Income, however, is not keeping up: the latest reading of hourly wages showed an increase of 5.2% in July compared to a year earlier, which means that inflation generally wiped out the increase in income.
‘Find out what your expenses are’
If you’re one of those who turn to saving to meet their daily needs, experts say it might be time to take a closer look at your income and expenses.
The ideal solution is to increase your income, said certified financial planner Douglas Boneparth, president of Bone Fide Wealth in New York. “Optimizing turnover – how much you earn – can really help,” he said.
If that’s not a viable option, then you really need to look at your spending, Boneparth said.
“Find out what your expenses are,” Boneparth said.
“A lot of people probably haven’t done this exercise,” he said. “Really go back and look at three or six months of your spending and figure out what needs to stay and what needs to go.”
While turning to savings to meet living expenses isn’t ideal, it’s better than going into debt to do so, Boneparth said.

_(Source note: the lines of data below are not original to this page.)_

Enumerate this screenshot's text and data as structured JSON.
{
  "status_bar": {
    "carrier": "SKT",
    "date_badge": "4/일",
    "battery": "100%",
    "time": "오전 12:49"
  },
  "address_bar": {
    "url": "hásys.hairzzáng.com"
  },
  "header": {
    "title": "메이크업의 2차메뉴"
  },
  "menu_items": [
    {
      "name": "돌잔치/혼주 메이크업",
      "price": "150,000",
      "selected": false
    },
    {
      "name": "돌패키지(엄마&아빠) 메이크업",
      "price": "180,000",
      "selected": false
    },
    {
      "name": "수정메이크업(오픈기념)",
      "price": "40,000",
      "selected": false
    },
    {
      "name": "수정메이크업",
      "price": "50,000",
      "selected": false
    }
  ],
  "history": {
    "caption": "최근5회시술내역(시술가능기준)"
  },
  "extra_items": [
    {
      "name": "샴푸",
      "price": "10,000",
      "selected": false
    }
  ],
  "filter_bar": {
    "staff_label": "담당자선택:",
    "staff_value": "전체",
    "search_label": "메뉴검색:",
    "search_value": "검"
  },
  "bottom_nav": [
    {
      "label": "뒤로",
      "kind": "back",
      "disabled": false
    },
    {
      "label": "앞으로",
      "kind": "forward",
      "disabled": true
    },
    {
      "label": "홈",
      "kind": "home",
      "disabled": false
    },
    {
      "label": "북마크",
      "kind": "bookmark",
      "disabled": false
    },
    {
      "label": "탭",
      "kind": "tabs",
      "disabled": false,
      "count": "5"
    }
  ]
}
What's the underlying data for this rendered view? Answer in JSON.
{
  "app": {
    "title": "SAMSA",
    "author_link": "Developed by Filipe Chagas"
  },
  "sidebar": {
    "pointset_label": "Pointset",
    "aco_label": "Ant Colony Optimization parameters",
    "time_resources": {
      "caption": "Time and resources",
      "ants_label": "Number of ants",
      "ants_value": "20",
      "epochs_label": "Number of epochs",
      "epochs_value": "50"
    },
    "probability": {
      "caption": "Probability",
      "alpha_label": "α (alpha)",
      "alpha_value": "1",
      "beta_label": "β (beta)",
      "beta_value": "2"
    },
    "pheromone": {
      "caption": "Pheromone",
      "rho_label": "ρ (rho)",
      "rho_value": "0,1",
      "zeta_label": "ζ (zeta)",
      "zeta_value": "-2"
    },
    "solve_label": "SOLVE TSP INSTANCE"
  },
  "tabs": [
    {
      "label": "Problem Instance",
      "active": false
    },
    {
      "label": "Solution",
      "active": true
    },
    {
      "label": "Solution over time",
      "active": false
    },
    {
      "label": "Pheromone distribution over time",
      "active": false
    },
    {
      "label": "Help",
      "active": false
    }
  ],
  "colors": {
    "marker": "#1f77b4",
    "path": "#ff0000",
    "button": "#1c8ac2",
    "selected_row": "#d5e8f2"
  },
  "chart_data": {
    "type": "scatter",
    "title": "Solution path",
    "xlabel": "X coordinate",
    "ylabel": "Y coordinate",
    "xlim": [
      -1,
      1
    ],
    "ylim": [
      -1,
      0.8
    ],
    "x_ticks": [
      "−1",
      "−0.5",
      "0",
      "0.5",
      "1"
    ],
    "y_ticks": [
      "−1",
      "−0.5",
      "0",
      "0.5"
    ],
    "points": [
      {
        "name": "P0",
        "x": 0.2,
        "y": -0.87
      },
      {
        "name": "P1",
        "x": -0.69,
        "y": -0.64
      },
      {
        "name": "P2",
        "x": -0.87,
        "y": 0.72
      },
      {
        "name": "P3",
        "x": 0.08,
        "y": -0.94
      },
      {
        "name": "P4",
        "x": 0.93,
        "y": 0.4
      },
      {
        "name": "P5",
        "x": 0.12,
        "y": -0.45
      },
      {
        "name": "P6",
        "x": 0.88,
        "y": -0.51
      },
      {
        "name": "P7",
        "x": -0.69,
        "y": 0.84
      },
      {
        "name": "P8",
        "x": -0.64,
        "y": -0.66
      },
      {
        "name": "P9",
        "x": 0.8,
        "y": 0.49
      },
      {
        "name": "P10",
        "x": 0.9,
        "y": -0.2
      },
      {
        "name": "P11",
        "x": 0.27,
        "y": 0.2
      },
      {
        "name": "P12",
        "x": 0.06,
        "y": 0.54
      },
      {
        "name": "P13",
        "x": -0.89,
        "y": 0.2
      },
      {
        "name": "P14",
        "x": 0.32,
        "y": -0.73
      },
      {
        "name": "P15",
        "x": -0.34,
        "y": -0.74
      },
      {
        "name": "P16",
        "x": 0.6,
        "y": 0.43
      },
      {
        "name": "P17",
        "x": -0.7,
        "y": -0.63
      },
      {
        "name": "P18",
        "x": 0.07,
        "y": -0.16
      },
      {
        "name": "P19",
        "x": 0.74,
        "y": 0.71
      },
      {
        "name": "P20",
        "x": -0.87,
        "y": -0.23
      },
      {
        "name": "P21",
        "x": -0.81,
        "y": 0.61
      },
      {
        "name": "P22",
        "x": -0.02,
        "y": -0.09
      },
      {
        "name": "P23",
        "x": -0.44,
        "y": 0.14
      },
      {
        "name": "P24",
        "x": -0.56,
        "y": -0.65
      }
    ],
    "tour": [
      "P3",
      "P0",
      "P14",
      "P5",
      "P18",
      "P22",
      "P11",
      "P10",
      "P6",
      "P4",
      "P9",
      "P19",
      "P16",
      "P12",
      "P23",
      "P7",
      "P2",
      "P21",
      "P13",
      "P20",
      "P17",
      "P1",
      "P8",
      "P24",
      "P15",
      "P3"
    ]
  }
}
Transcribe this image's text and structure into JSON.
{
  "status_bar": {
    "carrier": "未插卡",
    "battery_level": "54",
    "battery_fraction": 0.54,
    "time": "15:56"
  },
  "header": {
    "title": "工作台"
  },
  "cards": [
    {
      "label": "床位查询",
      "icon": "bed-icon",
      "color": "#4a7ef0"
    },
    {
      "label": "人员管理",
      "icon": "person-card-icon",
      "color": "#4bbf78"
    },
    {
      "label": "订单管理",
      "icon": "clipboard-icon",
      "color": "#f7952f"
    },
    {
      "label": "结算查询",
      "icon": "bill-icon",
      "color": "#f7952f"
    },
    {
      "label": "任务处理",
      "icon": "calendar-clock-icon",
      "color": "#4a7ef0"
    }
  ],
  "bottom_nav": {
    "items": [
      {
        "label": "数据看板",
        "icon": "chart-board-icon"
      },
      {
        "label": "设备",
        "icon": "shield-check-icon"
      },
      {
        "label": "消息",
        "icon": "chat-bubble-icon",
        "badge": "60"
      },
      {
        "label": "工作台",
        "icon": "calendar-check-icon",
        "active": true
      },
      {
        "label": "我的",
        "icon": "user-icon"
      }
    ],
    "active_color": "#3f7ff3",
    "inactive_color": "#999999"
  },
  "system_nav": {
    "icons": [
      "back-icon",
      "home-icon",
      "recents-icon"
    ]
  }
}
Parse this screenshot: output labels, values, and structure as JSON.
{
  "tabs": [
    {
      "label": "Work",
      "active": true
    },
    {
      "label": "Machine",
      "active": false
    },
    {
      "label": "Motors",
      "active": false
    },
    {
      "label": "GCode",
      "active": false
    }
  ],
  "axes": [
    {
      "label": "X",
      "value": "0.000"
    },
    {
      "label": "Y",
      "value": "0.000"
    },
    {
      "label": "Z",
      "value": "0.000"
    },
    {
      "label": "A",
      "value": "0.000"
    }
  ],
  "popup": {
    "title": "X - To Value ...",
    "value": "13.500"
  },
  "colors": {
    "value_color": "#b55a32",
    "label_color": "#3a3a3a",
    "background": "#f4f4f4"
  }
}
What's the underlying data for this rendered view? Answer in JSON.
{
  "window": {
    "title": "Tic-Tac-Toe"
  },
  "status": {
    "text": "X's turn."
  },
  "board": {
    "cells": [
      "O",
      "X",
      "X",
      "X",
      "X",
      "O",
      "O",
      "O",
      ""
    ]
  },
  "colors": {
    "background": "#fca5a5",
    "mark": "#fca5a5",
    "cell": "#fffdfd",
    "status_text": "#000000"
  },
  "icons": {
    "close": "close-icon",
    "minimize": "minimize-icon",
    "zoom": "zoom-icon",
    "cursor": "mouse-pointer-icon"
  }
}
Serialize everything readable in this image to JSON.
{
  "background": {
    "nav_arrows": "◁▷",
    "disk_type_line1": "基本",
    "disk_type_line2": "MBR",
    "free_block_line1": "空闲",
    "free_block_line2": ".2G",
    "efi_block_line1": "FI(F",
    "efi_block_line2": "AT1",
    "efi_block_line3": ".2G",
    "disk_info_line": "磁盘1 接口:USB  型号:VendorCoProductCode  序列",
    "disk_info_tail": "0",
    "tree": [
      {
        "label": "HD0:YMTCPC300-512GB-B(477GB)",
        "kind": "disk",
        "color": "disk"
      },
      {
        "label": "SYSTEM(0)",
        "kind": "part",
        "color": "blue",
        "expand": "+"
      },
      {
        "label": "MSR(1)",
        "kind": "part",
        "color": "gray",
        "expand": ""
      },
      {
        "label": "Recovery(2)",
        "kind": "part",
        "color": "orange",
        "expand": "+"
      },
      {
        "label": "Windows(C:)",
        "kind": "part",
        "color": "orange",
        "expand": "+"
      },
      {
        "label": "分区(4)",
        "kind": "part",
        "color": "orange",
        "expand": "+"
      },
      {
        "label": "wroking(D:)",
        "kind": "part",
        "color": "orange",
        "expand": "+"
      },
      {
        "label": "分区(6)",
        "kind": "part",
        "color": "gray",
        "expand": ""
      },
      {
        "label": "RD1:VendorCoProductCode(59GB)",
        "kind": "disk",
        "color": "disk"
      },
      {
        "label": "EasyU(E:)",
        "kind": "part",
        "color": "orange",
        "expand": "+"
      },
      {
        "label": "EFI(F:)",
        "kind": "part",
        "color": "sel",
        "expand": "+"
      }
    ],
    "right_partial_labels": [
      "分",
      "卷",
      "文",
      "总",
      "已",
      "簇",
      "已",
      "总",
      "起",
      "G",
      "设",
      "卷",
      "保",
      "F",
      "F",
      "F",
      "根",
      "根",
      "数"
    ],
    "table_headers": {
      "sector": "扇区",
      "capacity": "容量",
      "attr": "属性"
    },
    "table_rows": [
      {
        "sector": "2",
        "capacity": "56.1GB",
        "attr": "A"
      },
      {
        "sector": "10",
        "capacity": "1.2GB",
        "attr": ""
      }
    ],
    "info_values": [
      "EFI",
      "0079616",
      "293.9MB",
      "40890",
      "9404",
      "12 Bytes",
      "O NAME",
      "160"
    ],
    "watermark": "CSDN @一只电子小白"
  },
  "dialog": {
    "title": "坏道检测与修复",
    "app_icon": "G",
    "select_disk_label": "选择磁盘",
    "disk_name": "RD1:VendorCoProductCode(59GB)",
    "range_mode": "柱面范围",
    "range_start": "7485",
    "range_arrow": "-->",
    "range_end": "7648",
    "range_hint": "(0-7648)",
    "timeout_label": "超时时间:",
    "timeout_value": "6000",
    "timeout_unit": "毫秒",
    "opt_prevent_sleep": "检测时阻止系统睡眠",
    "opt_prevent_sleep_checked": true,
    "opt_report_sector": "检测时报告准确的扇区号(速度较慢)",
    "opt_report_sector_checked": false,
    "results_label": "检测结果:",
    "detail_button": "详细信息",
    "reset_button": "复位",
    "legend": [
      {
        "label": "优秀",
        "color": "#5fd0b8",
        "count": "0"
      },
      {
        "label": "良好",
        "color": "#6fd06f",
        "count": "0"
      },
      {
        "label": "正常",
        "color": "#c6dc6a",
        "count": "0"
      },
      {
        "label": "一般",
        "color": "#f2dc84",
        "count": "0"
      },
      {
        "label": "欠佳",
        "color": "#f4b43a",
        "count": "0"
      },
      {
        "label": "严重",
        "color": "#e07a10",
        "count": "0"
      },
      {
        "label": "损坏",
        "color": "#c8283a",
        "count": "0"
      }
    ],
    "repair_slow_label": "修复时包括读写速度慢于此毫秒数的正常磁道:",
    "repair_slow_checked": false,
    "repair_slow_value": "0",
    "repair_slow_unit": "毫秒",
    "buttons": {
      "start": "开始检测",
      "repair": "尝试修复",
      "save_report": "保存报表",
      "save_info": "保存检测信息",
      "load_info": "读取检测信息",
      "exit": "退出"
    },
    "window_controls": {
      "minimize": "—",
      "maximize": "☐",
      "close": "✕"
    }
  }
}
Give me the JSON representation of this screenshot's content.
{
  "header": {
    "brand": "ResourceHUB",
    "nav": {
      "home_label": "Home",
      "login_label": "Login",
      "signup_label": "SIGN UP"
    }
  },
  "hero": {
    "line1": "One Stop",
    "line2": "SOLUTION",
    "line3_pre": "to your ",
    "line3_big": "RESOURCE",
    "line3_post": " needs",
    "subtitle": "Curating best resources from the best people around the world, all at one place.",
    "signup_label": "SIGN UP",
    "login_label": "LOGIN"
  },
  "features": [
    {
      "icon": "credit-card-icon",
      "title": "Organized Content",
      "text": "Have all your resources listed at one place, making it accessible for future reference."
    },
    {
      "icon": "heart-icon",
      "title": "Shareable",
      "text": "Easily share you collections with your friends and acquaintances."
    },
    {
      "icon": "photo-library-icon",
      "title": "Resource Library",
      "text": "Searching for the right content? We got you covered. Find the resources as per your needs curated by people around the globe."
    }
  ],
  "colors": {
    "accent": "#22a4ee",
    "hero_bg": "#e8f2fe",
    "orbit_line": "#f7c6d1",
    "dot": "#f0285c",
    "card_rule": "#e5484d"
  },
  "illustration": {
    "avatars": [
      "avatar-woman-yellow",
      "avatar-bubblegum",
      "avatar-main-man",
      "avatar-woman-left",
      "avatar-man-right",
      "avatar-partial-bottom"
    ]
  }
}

Nevertheless, many consumers accumulate credit card debt. The sales reached a 890 billion collective dollars in the second quarter, a jump of 13% compared to the previous year and the largest annual increase in more than 20 years, according to the Federal Reserve Bank of New York.